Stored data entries
=== Begin Enclosure ===

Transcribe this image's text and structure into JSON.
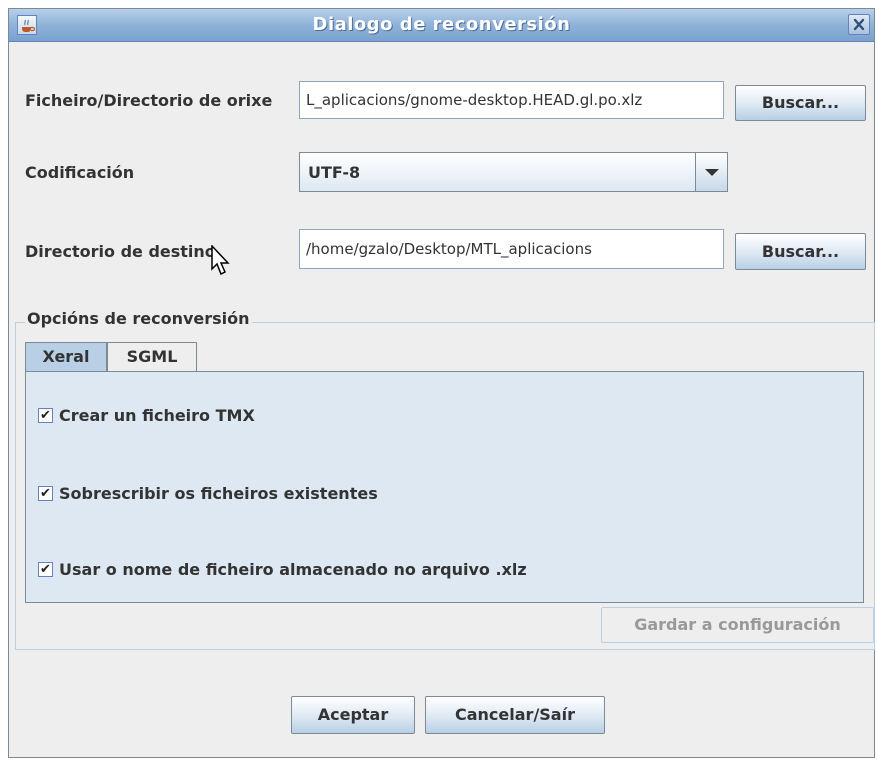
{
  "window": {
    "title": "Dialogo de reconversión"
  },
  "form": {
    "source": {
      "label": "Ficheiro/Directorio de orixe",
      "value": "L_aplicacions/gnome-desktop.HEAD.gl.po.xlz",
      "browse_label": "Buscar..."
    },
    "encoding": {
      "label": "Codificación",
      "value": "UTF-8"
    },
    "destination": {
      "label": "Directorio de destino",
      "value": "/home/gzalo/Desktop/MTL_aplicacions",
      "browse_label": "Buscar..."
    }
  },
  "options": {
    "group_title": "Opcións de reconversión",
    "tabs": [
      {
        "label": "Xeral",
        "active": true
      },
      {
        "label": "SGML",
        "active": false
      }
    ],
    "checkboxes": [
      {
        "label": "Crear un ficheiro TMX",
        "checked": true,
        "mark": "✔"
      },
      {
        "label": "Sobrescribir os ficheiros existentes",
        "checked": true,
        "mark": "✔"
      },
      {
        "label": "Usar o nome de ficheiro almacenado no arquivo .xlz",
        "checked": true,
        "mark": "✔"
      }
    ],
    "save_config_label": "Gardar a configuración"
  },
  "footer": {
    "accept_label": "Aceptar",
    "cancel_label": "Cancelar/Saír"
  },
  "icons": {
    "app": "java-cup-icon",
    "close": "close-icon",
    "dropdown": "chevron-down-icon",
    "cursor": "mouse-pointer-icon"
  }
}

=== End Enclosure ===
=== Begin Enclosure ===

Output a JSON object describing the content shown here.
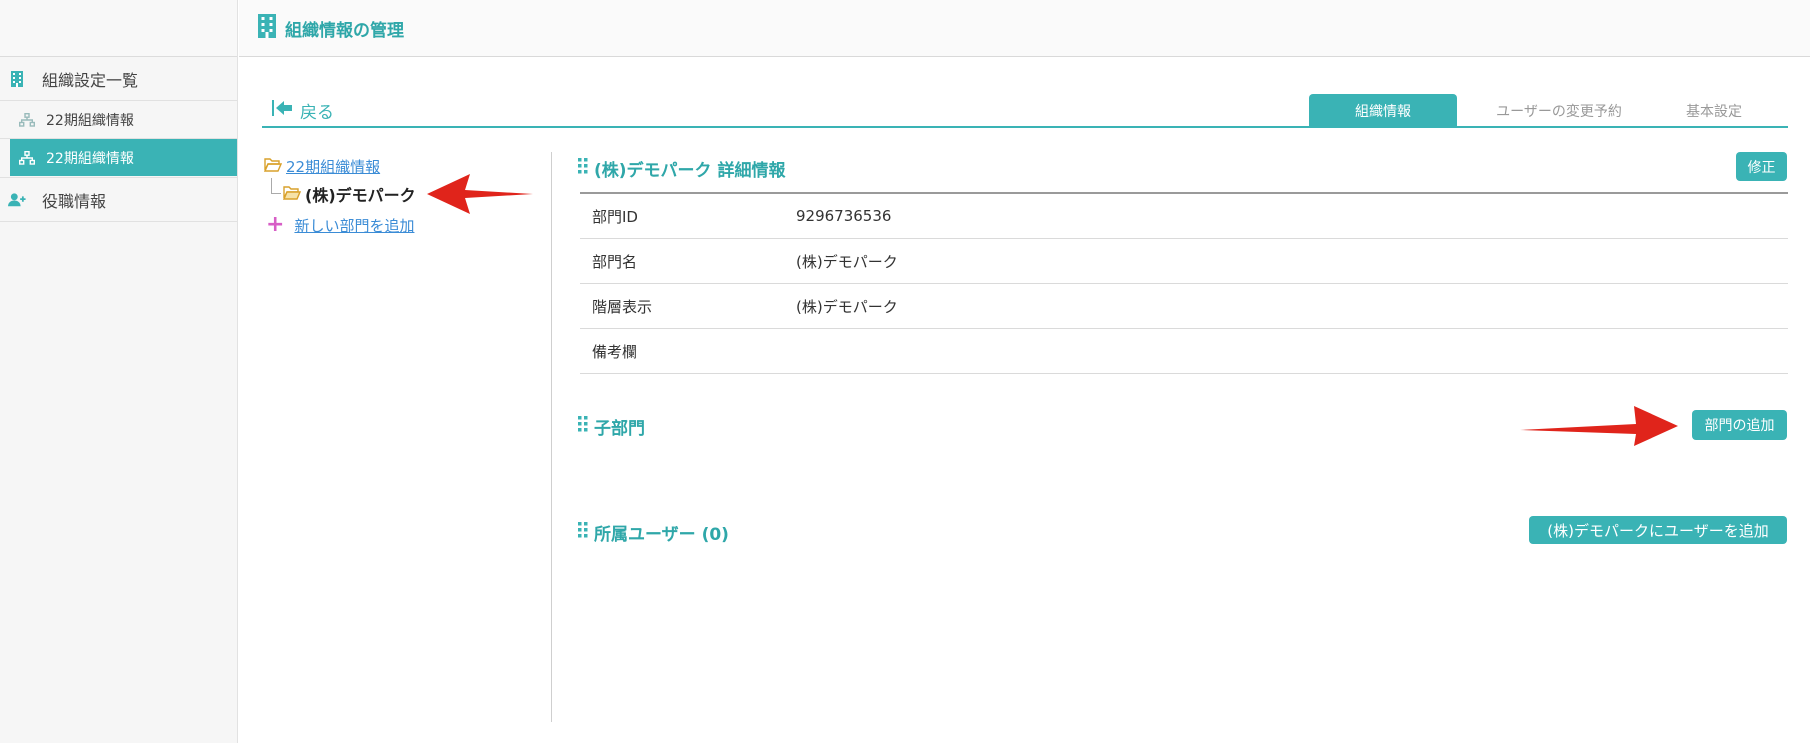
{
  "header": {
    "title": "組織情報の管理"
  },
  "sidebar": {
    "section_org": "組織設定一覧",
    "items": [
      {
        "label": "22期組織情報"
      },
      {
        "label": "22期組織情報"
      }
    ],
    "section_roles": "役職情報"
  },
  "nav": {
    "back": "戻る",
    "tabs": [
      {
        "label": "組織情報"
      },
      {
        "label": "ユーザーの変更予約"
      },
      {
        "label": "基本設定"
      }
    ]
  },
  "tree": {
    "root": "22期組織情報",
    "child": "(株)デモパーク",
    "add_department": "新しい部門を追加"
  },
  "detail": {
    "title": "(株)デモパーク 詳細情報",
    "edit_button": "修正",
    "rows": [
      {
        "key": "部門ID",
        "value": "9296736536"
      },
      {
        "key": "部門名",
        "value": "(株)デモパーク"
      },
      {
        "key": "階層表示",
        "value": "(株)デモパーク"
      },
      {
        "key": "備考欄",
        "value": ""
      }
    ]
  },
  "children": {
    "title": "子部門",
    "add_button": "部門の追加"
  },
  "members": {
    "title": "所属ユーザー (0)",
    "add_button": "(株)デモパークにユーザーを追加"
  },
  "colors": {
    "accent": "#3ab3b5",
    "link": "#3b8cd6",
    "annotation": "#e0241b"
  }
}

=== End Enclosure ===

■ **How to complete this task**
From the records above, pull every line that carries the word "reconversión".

■ **Answer to the problem**
    "title": "Dialogo de reconversión"
    "group_title": "Opcións de reconversión",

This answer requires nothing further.